“I support thoughtfully designed, properly vetted and evidence-based policy that protects British Columbians and enhances professionalism and transparency in the real estate sector,” Ash wrote. For the “cooling off” period, as well as other policy interventions being considered to improve consumer protection, Ash recommend that the BC Government:
- Commit to undertaking fulsome consultation with real estate professionals and the public prior to announcements of any intention to implement policy.
- Ensure each proposed policy has a corresponding problem statement, objectives, goals and metrics to evaluate its effectiveness, making those available to the public.
- Provide public timeframes for monitoring and evaluating new policies.
- Ensure that any new rules are harmonized with existing rules and other regulatory requirements.
- Consider the specific impacts of potential policies on BC’s diverse regional markets, especially in rural, northern and remote communities.

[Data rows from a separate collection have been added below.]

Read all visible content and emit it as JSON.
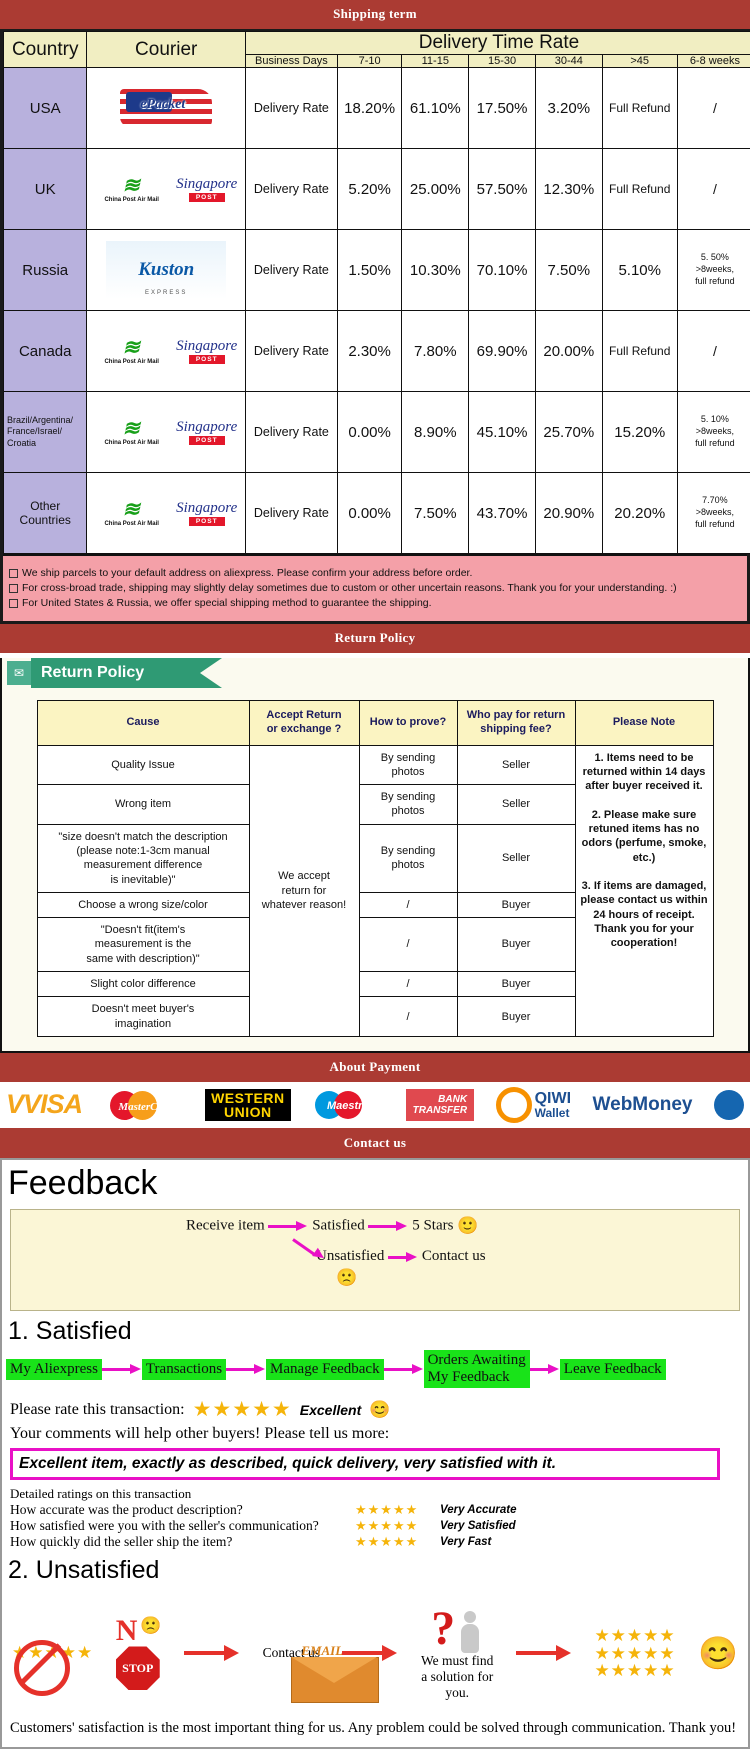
{
  "banners": {
    "shipping": "Shipping term",
    "return": "Return Policy",
    "payment": "About Payment",
    "contact": "Contact us"
  },
  "shipping": {
    "headers": {
      "country": "Country",
      "courier": "Courier",
      "delivery_time_rate": "Delivery Time Rate",
      "business_days": "Business Days",
      "d1": "7-10",
      "d2": "11-15",
      "d3": "15-30",
      "d4": "30-44",
      "d5": ">45",
      "d6": "6-8 weeks"
    },
    "rows": [
      {
        "country": "USA",
        "couriers": [
          "epacket"
        ],
        "label": "Delivery Rate",
        "v1": "18.20%",
        "v2": "61.10%",
        "v3": "17.50%",
        "v4": "3.20%",
        "v5": "Full Refund",
        "v6": "/"
      },
      {
        "country": "UK",
        "couriers": [
          "china-post-air-mail",
          "singapore-post"
        ],
        "label": "Delivery Rate",
        "v1": "5.20%",
        "v2": "25.00%",
        "v3": "57.50%",
        "v4": "12.30%",
        "v5": "Full Refund",
        "v6": "/"
      },
      {
        "country": "Russia",
        "couriers": [
          "kuston-express"
        ],
        "label": "Delivery Rate",
        "v1": "1.50%",
        "v2": "10.30%",
        "v3": "70.10%",
        "v4": "7.50%",
        "v5": "5.10%",
        "v6": "5. 50%\n>8weeks,\nfull refund"
      },
      {
        "country": "Canada",
        "couriers": [
          "china-post-air-mail",
          "singapore-post"
        ],
        "label": "Delivery Rate",
        "v1": "2.30%",
        "v2": "7.80%",
        "v3": "69.90%",
        "v4": "20.00%",
        "v5": "Full Refund",
        "v6": "/"
      },
      {
        "country": "Brazil/Argentina/\nFrance/Israel/\nCroatia",
        "couriers": [
          "china-post-air-mail",
          "singapore-post"
        ],
        "label": "Delivery Rate",
        "v1": "0.00%",
        "v2": "8.90%",
        "v3": "45.10%",
        "v4": "25.70%",
        "v5": "15.20%",
        "v6": "5. 10%\n>8weeks,\nfull refund"
      },
      {
        "country": "Other Countries",
        "couriers": [
          "china-post-air-mail",
          "singapore-post"
        ],
        "label": "Delivery Rate",
        "v1": "0.00%",
        "v2": "7.50%",
        "v3": "43.70%",
        "v4": "20.90%",
        "v5": "20.20%",
        "v6": "7.70%\n>8weeks,\nfull refund"
      }
    ],
    "notes": [
      "We ship parcels to your default address on aliexpress. Please confirm your address before order.",
      "For cross-broad trade, shipping may slightly delay sometimes due to custom or other uncertain reasons. Thank you for your understanding. :)",
      "For United States & Russia, we offer special shipping method to guarantee the shipping."
    ],
    "courier_names": {
      "epacket": "ePacket",
      "china_post": "China Post Air Mail",
      "singapore_post": "Singapore",
      "singapore_post_sub": "POST",
      "kuston": "Kuston",
      "kuston_sub": "EXPRESS"
    }
  },
  "return_policy": {
    "tag_label": "Return Policy",
    "headers": [
      "Cause",
      "Accept Return\nor exchange ?",
      "How to prove?",
      "Who pay for return\nshipping fee?",
      "Please Note"
    ],
    "accept_cell": "We accept\nreturn for\nwhatever reason!",
    "note_cell": "1. Items need to be returned within 14 days after buyer received it.\n\n2. Please make sure retuned items has no odors (perfume, smoke, etc.)\n\n3. If items are damaged, please contact us within 24 hours of receipt.\nThank you for your cooperation!",
    "rows": [
      {
        "cause": "Quality Issue",
        "prove": "By sending\nphotos",
        "pay": "Seller"
      },
      {
        "cause": "Wrong item",
        "prove": "By sending\nphotos",
        "pay": "Seller"
      },
      {
        "cause": "\"size doesn't match the description\n(please note:1-3cm manual\nmeasurement difference\nis inevitable)\"",
        "prove": "By sending\nphotos",
        "pay": "Seller"
      },
      {
        "cause": "Choose a wrong size/color",
        "prove": "/",
        "pay": "Buyer"
      },
      {
        "cause": "\"Doesn't fit(item's\nmeasurement is the\nsame with description)\"",
        "prove": "/",
        "pay": "Buyer"
      },
      {
        "cause": "Slight color difference",
        "prove": "/",
        "pay": "Buyer"
      },
      {
        "cause": "Doesn't meet buyer's\nimagination",
        "prove": "/",
        "pay": "Buyer"
      }
    ]
  },
  "payment": {
    "methods": [
      {
        "name": "visa",
        "label": "VISA"
      },
      {
        "name": "mastercard",
        "label": "MasterCard"
      },
      {
        "name": "western-union",
        "label_1": "WESTERN",
        "label_2": "UNION"
      },
      {
        "name": "maestro",
        "label": "Maestro"
      },
      {
        "name": "bank-transfer",
        "label_1": "BANK",
        "label_2": "TRANSFER"
      },
      {
        "name": "qiwi-wallet",
        "label_1": "QIWI",
        "label_2": "Wallet"
      },
      {
        "name": "webmoney",
        "label": "WebMoney"
      }
    ]
  },
  "feedback": {
    "title": "Feedback",
    "flow": {
      "receive": "Receive item",
      "satisfied": "Satisfied",
      "five_stars": "5 Stars",
      "unsatisfied": "Unsatisfied",
      "contact": "Contact us",
      "happy_emoji": "🙂",
      "sad_emoji": "🙁"
    },
    "satisfied": {
      "heading": "1. Satisfied",
      "steps": [
        "My Aliexpress",
        "Transactions",
        "Manage Feedback",
        "Orders Awaiting\nMy Feedback",
        "Leave Feedback"
      ],
      "rate_label": "Please rate this transaction:",
      "stars": "★★★★★",
      "rating_word": "Excellent",
      "smiley": "😊",
      "comment_prompt": "Your comments will help other buyers! Please tell us more:",
      "comment_text": "Excellent item, exactly as described, quick delivery, very satisfied with it.",
      "detail_head": "Detailed ratings on this transaction",
      "details": [
        {
          "q": "How accurate was the product description?",
          "stars": "★★★★★",
          "v": "Very Accurate"
        },
        {
          "q": "How satisfied were you with the seller's communication?",
          "stars": "★★★★★",
          "v": "Very Satisfied"
        },
        {
          "q": "How quickly did the seller ship the item?",
          "stars": "★★★★★",
          "v": "Very Fast"
        }
      ]
    },
    "unsatisfied": {
      "heading": "2. Unsatisfied",
      "no_label": "N",
      "stop_label": "STOP",
      "email_label": "EMAIL",
      "contact_caption": "Contact us",
      "solution_caption": "We must find\na solution for\nyou.",
      "final_stars": "★★★★★",
      "sad_emoji": "🙁",
      "happy_emoji": "😊",
      "closing": "Customers' satisfaction is the most important thing for us. Any problem could be solved through communication. Thank you!"
    }
  },
  "colors": {
    "banner_red": "#ab3b33",
    "table_yellow": "#f1eec2",
    "country_purple": "#b8b1dd",
    "note_pink": "#f4a0a8",
    "chip_green": "#19e319",
    "arrow_magenta": "#e910c6",
    "star_gold": "#f5b40a"
  }
}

- Ensure that a policy does not lead to an increase in unrepresented buyers or sellers.
- Consider the impacts of potential policies on commercial real estate.
- Consider the impacts to all parties in the transaction, balancing differing priorities and needs.

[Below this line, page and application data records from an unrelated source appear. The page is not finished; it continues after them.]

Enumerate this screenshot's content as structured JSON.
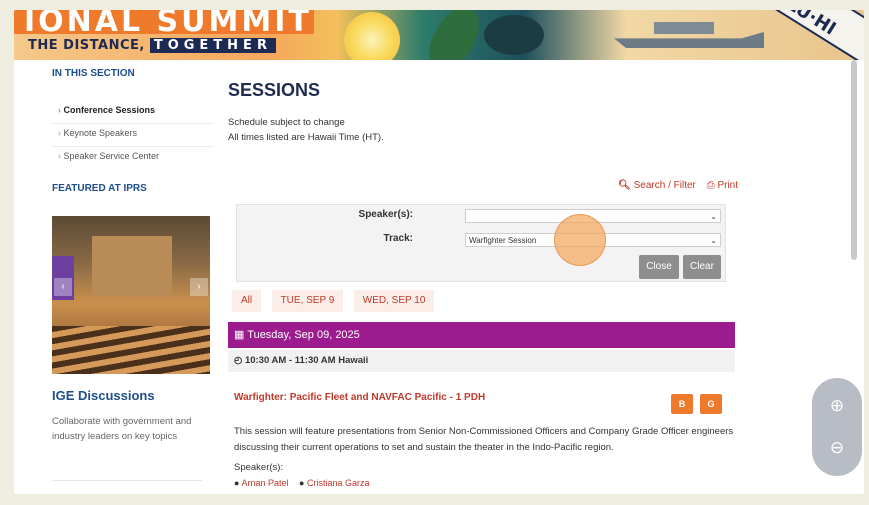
{
  "banner": {
    "title": "IONAL SUMMIT",
    "subtitle_prefix": "THE DISTANCE,",
    "subtitle_box": "TOGETHER",
    "badge": "LU·HI"
  },
  "sidebar": {
    "section_heading": "IN THIS SECTION",
    "items": [
      {
        "label": "Conference Sessions"
      },
      {
        "label": "Keynote Speakers"
      },
      {
        "label": "Speaker Service Center"
      }
    ],
    "featured_heading": "FEATURED AT IPRS",
    "carousel_prev": "‹",
    "carousel_next": "›",
    "feature_title": "IGE Discussions",
    "feature_desc": "Collaborate with government and industry leaders on key topics"
  },
  "main": {
    "title": "SESSIONS",
    "note_line1": "Schedule subject to change",
    "note_line2": "All times listed are Hawaii Time (HT).",
    "search_filter_label": "Search / Filter",
    "print_label": "Print",
    "filter": {
      "speakers_label": "Speaker(s):",
      "speakers_value": "",
      "track_label": "Track:",
      "track_value": "Warfighter Session",
      "close_label": "Close",
      "clear_label": "Clear"
    },
    "days": [
      "All",
      "TUE, SEP 9",
      "WED, SEP 10"
    ],
    "date_heading": "Tuesday, Sep 09, 2025",
    "time_heading": "10:30 AM - 11:30 AM Hawaii",
    "session": {
      "title": "Warfighter: Pacific Fleet and NAVFAC Pacific - 1 PDH",
      "btn1": "B",
      "btn2": "G",
      "description": "This session will feature presentations from Senior Non-Commissioned Officers and Company Grade Officer engineers discussing their current operations to set and sustain the theater in the Indo-Pacific region.",
      "speakers_label": "Speaker(s):",
      "speakers": [
        "Arnan Patel",
        "Cristiana Garza"
      ]
    }
  },
  "zoom": {
    "zoom_in": "⊕",
    "zoom_out": "⊖"
  },
  "colors": {
    "accent_red": "#c0392b",
    "date_bar": "#9c1c8f",
    "orange": "#ef7a2c",
    "navy": "#1e4f8a"
  }
}
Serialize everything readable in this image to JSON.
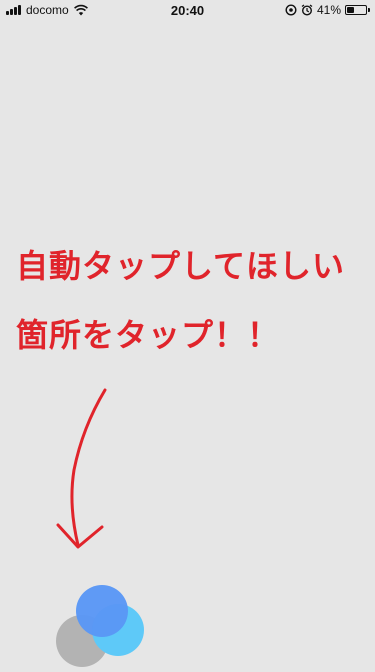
{
  "status_bar": {
    "carrier": "docomo",
    "time": "20:40",
    "battery_percent": "41%",
    "battery_level": 0.41,
    "icons": [
      "signal-icon",
      "wifi-icon",
      "at-icon",
      "alarm-icon",
      "battery-icon"
    ]
  },
  "annotation": {
    "line1": "自動タップしてほしい",
    "line2": "箇所をタップ！！",
    "color": "#e0242b"
  },
  "assistive_touch": {
    "colors": [
      "#b3b3b3",
      "#5ec9f8",
      "#5a97f5"
    ]
  },
  "background_color": "#e6e6e6"
}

- Consider the impacts on a seller’s market compared to a buyer’s market.
- Ensure that measures don’t negatively impact affordability.
- Consider how these policies would interact with each other if multiple measures were adopted.
- Provide adequate notice for consumers and real estate professionals. Resources, education and adequate time to adjust practices and develop new standard forms for brokerages will help with compliance.
- Provide adequate information about data requested from brokerages, including its uses and how it would be reported to licensees, as well as the frequency and complexity of the reporting required by brokerages. This will ensure licensees understand what is expected of them, how they would benefit and how consumers would benefit.
The Biggest Buying Decision of Your Life
Whether this policy measure will impact the broader B.C. housing market remains to be seen.
In any market, purchasing a property is the most significant buying decision of your lifetime. However, these are not normal conditions, considering the average price to buy a home in the province is north of $1 million. This could leave buyers saddled with immense mortgage debt and payments, in addition to the wide variety of costs associated with home ownership.
The current environment is evidence that having a real estate agent guide you through the landscape is critical. From rock-bottom housing stocks to fierce competition throughout the region, a realtor is a resource to help ensure you are making the right moves. A real estate agent by your side can mean all the difference between winning and missing out in the home-buying process.
- BC Government
Originally published on the RE/MAX Canada Blog.